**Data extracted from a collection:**

───

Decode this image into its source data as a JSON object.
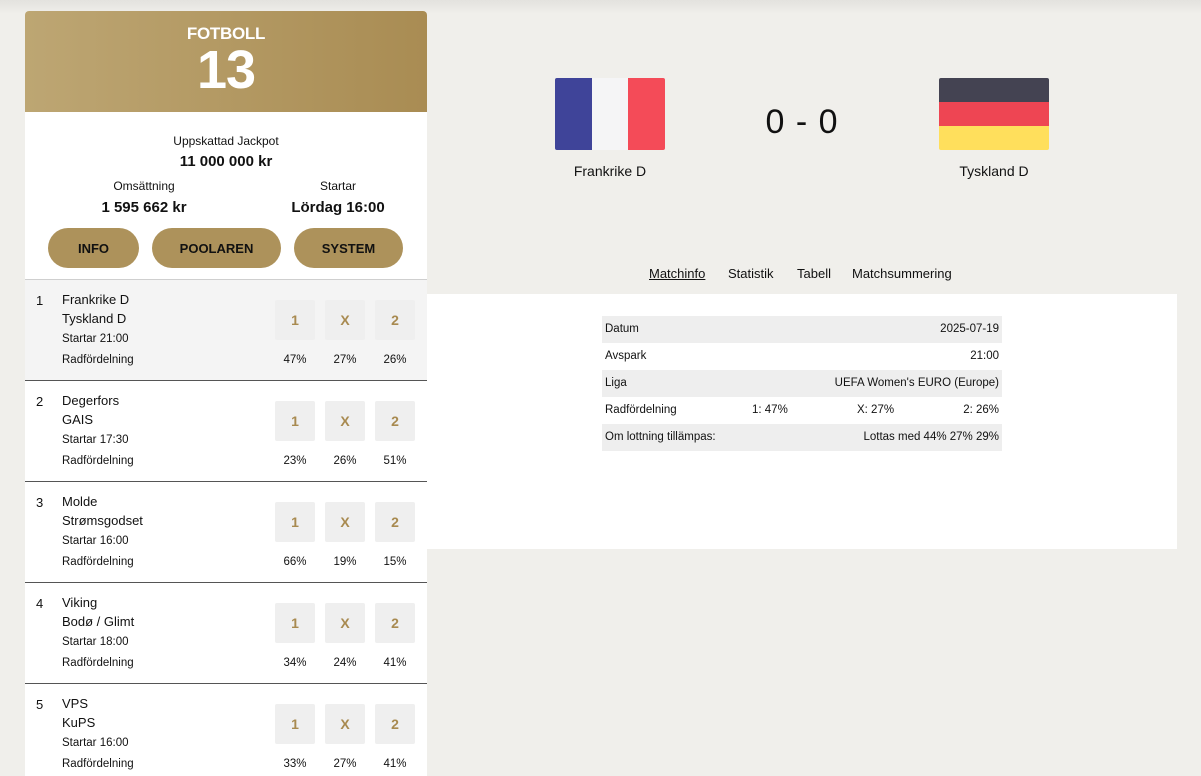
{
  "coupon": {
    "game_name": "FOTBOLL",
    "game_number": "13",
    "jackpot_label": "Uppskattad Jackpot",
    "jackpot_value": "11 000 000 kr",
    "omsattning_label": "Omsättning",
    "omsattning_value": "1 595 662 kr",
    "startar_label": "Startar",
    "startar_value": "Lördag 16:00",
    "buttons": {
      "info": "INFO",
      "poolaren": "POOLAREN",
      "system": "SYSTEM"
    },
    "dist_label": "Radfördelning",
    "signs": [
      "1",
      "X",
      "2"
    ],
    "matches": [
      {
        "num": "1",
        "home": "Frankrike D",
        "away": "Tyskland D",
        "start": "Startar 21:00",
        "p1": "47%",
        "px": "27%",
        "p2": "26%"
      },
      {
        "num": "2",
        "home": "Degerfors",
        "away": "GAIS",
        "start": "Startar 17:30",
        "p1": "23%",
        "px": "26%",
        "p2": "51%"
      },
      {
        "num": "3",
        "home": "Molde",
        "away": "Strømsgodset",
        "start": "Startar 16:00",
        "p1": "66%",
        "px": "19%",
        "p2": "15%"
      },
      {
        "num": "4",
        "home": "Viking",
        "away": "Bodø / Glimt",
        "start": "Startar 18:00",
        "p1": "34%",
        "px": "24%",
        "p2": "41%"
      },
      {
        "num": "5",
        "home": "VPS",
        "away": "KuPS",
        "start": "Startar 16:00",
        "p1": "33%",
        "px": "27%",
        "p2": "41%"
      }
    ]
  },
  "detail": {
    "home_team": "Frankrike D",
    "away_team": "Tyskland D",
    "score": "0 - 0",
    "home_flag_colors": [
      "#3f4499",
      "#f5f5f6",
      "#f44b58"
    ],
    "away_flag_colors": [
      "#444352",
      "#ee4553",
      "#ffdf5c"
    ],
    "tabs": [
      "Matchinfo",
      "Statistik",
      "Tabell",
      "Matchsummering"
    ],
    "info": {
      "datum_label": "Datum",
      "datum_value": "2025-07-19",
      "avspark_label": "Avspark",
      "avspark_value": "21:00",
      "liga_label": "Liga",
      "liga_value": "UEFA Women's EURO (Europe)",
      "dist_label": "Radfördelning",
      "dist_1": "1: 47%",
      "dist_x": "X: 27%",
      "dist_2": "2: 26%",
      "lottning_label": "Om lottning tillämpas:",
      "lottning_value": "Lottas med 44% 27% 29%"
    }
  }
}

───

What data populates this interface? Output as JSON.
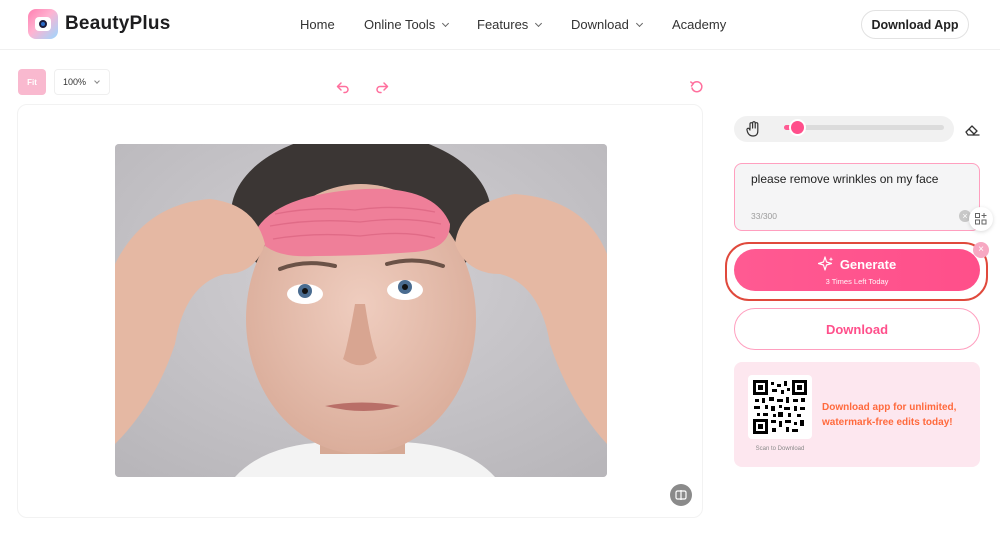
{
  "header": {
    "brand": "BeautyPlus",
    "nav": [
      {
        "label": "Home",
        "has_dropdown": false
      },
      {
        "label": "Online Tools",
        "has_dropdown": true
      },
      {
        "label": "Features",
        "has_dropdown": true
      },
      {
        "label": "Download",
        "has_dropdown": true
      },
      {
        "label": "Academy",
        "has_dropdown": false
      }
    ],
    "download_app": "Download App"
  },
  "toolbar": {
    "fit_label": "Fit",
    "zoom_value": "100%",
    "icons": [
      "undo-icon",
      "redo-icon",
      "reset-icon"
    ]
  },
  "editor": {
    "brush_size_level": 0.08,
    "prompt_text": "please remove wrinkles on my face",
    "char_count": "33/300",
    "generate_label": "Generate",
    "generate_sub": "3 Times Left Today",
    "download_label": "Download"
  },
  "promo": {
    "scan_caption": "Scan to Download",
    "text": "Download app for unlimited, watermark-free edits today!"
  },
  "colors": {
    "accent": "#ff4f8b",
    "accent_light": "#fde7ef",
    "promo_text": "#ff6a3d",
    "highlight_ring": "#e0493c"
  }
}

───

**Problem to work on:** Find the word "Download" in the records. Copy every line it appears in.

**Response box:**
        "label": "Download",
    "download_app": "Download App"
    "download_label": "Download"
    "scan_caption": "Scan to Download",
    "text": "Download app for unlimited, watermark-free edits today!"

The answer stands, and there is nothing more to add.